	set_uniform_variable_h4_matrix("rotation_matrix",		FALSE,	h4_rotation_matrix);
	set_uniform_variable_h4_matrix("scale_matrix",			FALSE,	h4_scale_matrix);

	glDrawArrays(GL_QUADS, 0, 4);

	// The following is done just once to load the slider image as a texture
	// the slider image is 7,680 pixels wide and 2,160 pixels high

	// The folowing is done 3,840 times to slide the existing image off screen and the
	// new image on screen



It is a while since I ran a profile. It has always shown that the GPU is the hotspot.

The Google profiler is really good.

You asked this but, the very title of my query is Smooth scrolling a 4K screen. I presume you know what a 4K screen is ?

To scroll the whole screen requires rendering the texture 3,840 times. At 30Hz that would take 128 seconds if the scroll is one pixel per frame. One can, of course, shift more than one pixel per frame but things no longer look smooth.

For my artwork 128 seconds is too slow. The 30Hz frame rate is dictated by cheap 4K TV screens.
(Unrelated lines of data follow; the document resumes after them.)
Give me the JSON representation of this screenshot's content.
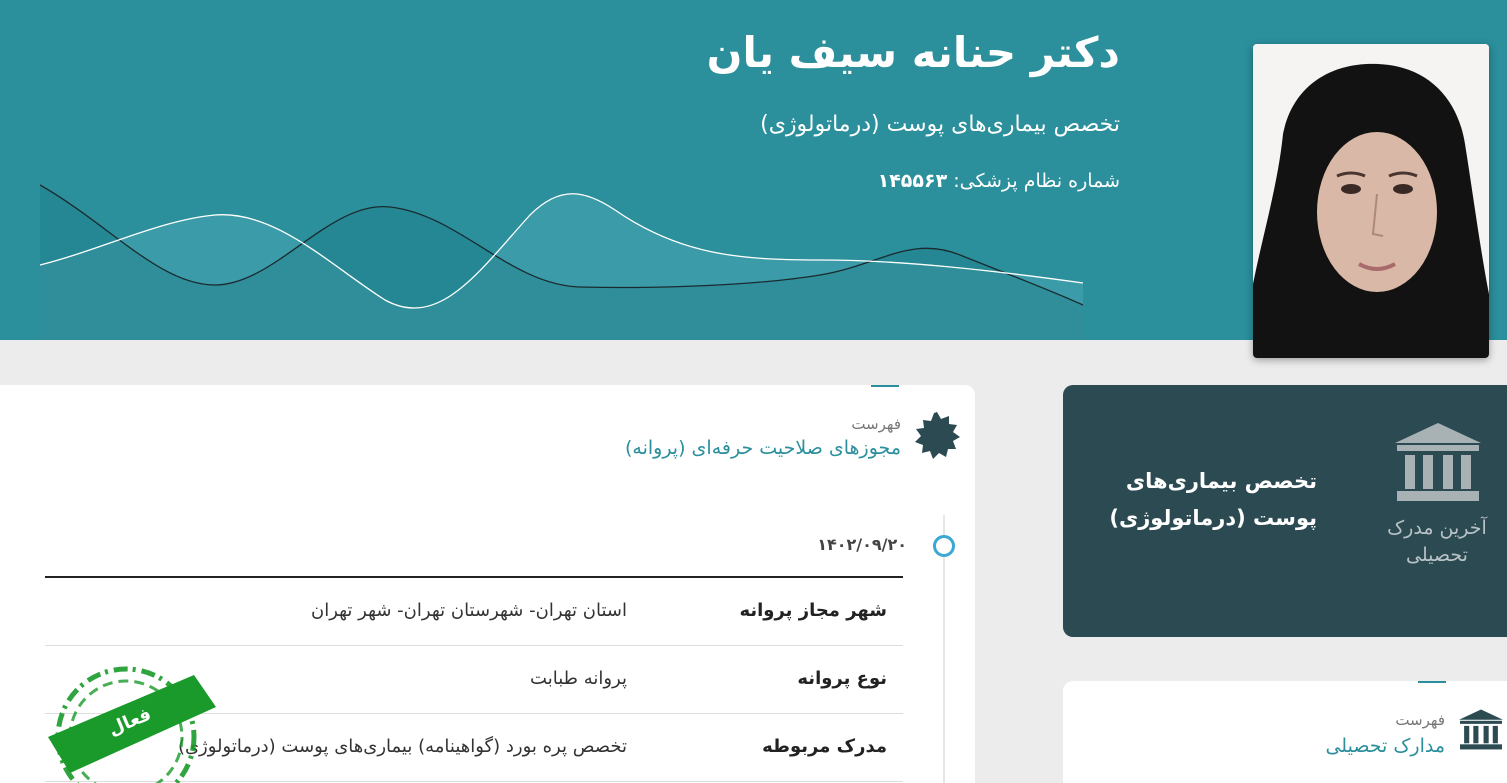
{
  "header": {
    "doctor_name": "دکتر حنانه سیف یان",
    "specialty": "تخصص بیماری‌های پوست (درماتولوژی)",
    "medical_code_label": "شماره نظام پزشکی:",
    "medical_code": "۱۴۵۵۶۳"
  },
  "license_section": {
    "subtitle": "فهرست",
    "title": "مجوزهای صلاحیت حرفه‌ای (پروانه)",
    "date": "۱۴۰۲/۰۹/۲۰",
    "rows": [
      {
        "label": "شهر مجاز پروانه",
        "value": "استان تهران- شهرستان تهران- شهر تهران"
      },
      {
        "label": "نوع پروانه",
        "value": "پروانه طبابت"
      },
      {
        "label": "مدرک مربوطه",
        "value": "تخصص پره بورد (گواهینامه) بیماری‌های پوست (درماتولوژی)"
      }
    ],
    "stamp_text": "فعال"
  },
  "degree_card": {
    "side_label": "آخرین مدرک تحصیلی",
    "title": "تخصص بیماری‌های پوست (درماتولوژی)"
  },
  "education_section": {
    "subtitle": "فهرست",
    "title": "مدارک تحصیلی"
  },
  "colors": {
    "header_bg": "#2b8f9c",
    "accent": "#2b8f9c",
    "degree_card_bg": "#2b4a52",
    "stamp_green": "#1a9a2a"
  }
}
I am currently shifting the texture by 1.5 pixels in the hope that the GPU will fudge the location in some smart way. Things do go faster and are smooth enough. With bigger shifts things look jerky.

If the shifts are really big then the eye tends to see the movement as fast but continuous motion. However, that is closer to a wipe than I want. Is there an optical “trick” to fool the eye, between these two extremes.

So this isn’t a question about performance, about the actual time it takes to render anything. It’s purely a question of getting “smooth” visuals on a low-refresh rate display.

One problem is that it’s not clear what “jerky” really means, objectively speaking. A lot of people using 30Hz displays would see moving 2 or even 4 pixels per frame as reasonably smooth. Or at least, as smooth as anything else they see on such a display device. Scrolling through web pages or whatever isn’t limited to 1 pixel per second movement. As such, any “jerkiness” is something they’re just used to.

Basically, don’t worry about it. Pick a scrolling speed based on how fast you want it to move, and accept that it will be less smooth on some screens than others.

However, if you absolutely insist on making it appear smoother on a display device where such smoothness is not possible, you can effectively apply motion-blur to the texture. Essentially, your shader samples the texture in multiple places and combines all of those colors to produce the final pixel.

Ahh. Motion-blur. That seems like a thing to try. An illusionistic approach.

It is in an artwork so the aesthetics are everything. I’m the kind of person that finds rapid panning of scenes in a movie annoying because I can see the ‘jumps’.

Thank you.